• Task objective:
Write out the data word for word and drop any picture you find.

• The data:
----

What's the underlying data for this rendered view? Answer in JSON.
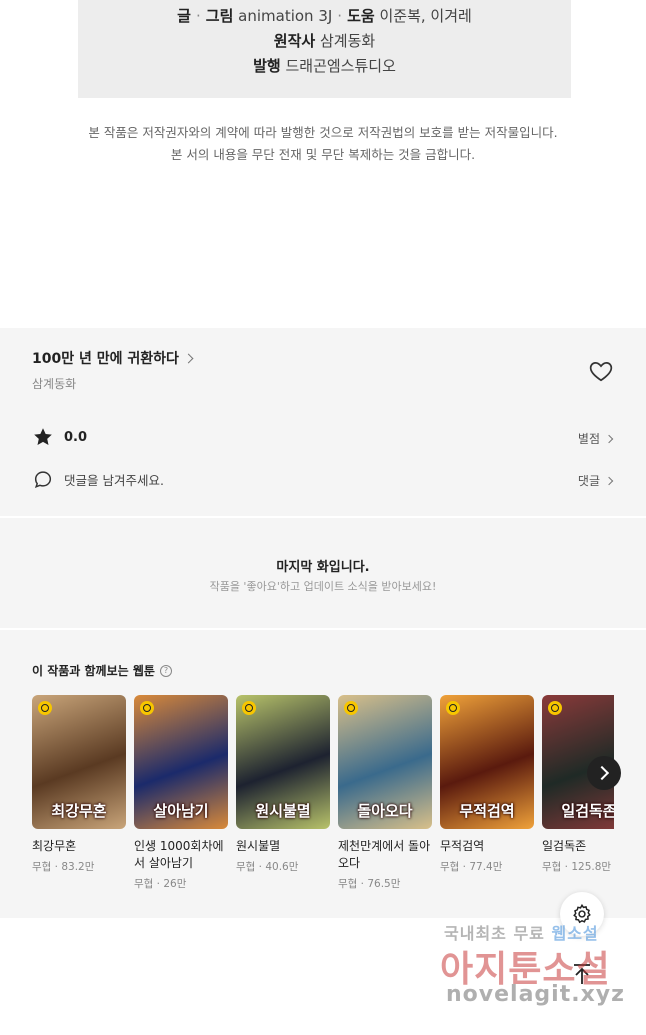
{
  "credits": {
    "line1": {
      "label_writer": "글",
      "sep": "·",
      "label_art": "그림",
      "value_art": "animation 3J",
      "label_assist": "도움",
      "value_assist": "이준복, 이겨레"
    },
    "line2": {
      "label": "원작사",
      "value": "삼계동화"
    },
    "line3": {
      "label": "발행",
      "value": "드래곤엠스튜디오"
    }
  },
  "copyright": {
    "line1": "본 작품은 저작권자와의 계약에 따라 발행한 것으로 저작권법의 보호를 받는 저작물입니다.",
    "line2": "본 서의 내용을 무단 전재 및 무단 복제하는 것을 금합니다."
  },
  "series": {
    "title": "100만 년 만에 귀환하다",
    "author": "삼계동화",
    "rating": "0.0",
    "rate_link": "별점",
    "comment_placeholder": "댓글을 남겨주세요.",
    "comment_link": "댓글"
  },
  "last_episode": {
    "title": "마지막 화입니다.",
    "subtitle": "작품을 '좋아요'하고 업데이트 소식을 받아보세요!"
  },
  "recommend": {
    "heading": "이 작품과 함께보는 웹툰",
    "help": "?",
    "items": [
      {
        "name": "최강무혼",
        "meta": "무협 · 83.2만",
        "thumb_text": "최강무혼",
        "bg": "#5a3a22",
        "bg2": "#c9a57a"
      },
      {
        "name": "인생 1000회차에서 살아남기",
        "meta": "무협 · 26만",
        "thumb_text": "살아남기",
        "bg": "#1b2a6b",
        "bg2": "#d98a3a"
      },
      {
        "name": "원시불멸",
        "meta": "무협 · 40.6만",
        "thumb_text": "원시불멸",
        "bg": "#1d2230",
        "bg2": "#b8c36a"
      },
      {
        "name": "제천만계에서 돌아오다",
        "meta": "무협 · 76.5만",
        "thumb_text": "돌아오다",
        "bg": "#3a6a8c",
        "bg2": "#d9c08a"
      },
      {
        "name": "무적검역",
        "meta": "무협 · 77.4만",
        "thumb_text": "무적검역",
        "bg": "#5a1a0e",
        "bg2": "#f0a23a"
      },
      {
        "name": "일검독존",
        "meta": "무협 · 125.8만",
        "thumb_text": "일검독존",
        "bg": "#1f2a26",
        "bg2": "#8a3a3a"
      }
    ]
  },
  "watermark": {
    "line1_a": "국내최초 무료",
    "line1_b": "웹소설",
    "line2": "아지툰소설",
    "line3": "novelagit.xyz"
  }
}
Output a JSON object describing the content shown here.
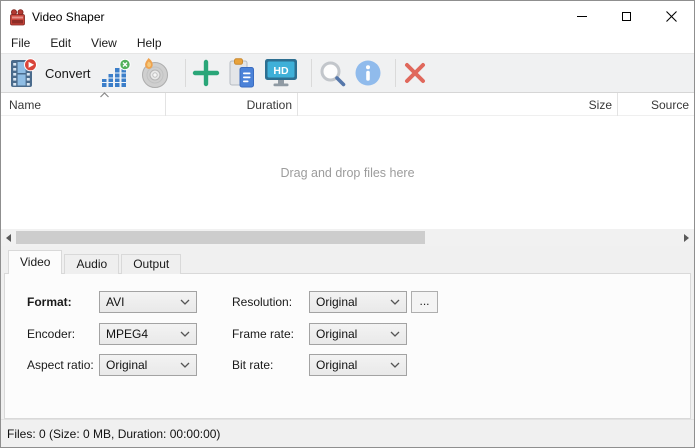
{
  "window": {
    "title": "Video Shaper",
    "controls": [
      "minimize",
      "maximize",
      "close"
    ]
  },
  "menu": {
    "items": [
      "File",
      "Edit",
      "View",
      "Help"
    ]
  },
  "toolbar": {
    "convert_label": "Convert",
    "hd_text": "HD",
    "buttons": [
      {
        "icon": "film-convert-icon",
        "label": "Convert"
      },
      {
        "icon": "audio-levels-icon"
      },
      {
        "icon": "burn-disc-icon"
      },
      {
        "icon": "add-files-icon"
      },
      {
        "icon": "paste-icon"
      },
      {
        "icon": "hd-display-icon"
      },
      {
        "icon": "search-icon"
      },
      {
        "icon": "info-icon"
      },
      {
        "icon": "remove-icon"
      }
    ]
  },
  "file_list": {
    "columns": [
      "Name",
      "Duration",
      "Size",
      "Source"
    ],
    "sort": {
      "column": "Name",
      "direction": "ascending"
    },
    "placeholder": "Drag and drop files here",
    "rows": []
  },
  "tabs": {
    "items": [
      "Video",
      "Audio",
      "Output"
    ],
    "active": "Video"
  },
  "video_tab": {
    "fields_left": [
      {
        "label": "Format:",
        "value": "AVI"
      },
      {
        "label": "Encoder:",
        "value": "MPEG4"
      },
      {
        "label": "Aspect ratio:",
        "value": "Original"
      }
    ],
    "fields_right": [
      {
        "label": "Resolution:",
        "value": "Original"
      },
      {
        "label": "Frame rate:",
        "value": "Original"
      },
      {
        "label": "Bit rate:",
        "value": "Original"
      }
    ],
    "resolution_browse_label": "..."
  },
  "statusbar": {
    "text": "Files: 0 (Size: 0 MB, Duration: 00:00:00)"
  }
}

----

• Response to this exercise:
What's the underlying data for this rendered view? Answer in JSON.
{
  "credits": {
    "line1": {
      "label_writer": "글",
      "sep": "·",
      "label_art": "그림",
      "value_art": "animation 3J",
      "label_assist": "도움",
      "value_assist": "이준복, 이겨레"
    },
    "line2": {
      "label": "원작사",
      "value": "삼계동화"
    },
    "line3": {
      "label": "발행",
      "value": "드래곤엠스튜디오"
    }
  },
  "copyright": {
    "line1": "본 작품은 저작권자와의 계약에 따라 발행한 것으로 저작권법의 보호를 받는 저작물입니다.",
    "line2": "본 서의 내용을 무단 전재 및 무단 복제하는 것을 금합니다."
  },
  "series": {
    "title": "100만 년 만에 귀환하다",
    "author": "삼계동화",
    "rating": "0.0",
    "rate_link": "별점",
    "comment_placeholder": "댓글을 남겨주세요.",
    "comment_link": "댓글"
  },
  "last_episode": {
    "title": "마지막 화입니다.",
    "subtitle": "작품을 '좋아요'하고 업데이트 소식을 받아보세요!"
  },
  "recommend": {
    "heading": "이 작품과 함께보는 웹툰",
    "help": "?",
    "items": [
      {
        "name": "최강무혼",
        "meta": "무협 · 83.2만",
        "thumb_text": "최강무혼",
        "bg": "#5a3a22",
        "bg2": "#c9a57a"
      },
      {
        "name": "인생 1000회차에서 살아남기",
        "meta": "무협 · 26만",
        "thumb_text": "살아남기",
        "bg": "#1b2a6b",
        "bg2": "#d98a3a"
      },
      {
        "name": "원시불멸",
        "meta": "무협 · 40.6만",
        "thumb_text": "원시불멸",
        "bg": "#1d2230",
        "bg2": "#b8c36a"
      },
      {
        "name": "제천만계에서 돌아오다",
        "meta": "무협 · 76.5만",
        "thumb_text": "돌아오다",
        "bg": "#3a6a8c",
        "bg2": "#d9c08a"
      },
      {
        "name": "무적검역",
        "meta": "무협 · 77.4만",
        "thumb_text": "무적검역",
        "bg": "#5a1a0e",
        "bg2": "#f0a23a"
      },
      {
        "name": "일검독존",
        "meta": "무협 · 125.8만",
        "thumb_text": "일검독존",
        "bg": "#1f2a26",
        "bg2": "#8a3a3a"
      }
    ]
  },
  "watermark": {
    "line1_a": "국내최초 무료",
    "line1_b": "웹소설",
    "line2": "아지툰소설",
    "line3": "novelagit.xyz"
  }
}
Output a JSON object describing the content shown here.
{
  "window": {
    "title": "Video Shaper",
    "controls": [
      "minimize",
      "maximize",
      "close"
    ]
  },
  "menu": {
    "items": [
      "File",
      "Edit",
      "View",
      "Help"
    ]
  },
  "toolbar": {
    "convert_label": "Convert",
    "hd_text": "HD",
    "buttons": [
      {
        "icon": "film-convert-icon",
        "label": "Convert"
      },
      {
        "icon": "audio-levels-icon"
      },
      {
        "icon": "burn-disc-icon"
      },
      {
        "icon": "add-files-icon"
      },
      {
        "icon": "paste-icon"
      },
      {
        "icon": "hd-display-icon"
      },
      {
        "icon": "search-icon"
      },
      {
        "icon": "info-icon"
      },
      {
        "icon": "remove-icon"
      }
    ]
  },
  "file_list": {
    "columns": [
      "Name",
      "Duration",
      "Size",
      "Source"
    ],
    "sort": {
      "column": "Name",
      "direction": "ascending"
    },
    "placeholder": "Drag and drop files here",
    "rows": []
  },
  "tabs": {
    "items": [
      "Video",
      "Audio",
      "Output"
    ],
    "active": "Video"
  },
  "video_tab": {
    "fields_left": [
      {
        "label": "Format:",
        "value": "AVI"
      },
      {
        "label": "Encoder:",
        "value": "MPEG4"
      },
      {
        "label": "Aspect ratio:",
        "value": "Original"
      }
    ],
    "fields_right": [
      {
        "label": "Resolution:",
        "value": "Original"
      },
      {
        "label": "Frame rate:",
        "value": "Original"
      },
      {
        "label": "Bit rate:",
        "value": "Original"
      }
    ],
    "resolution_browse_label": "..."
  },
  "statusbar": {
    "text": "Files: 0 (Size: 0 MB, Duration: 00:00:00)"
  }
}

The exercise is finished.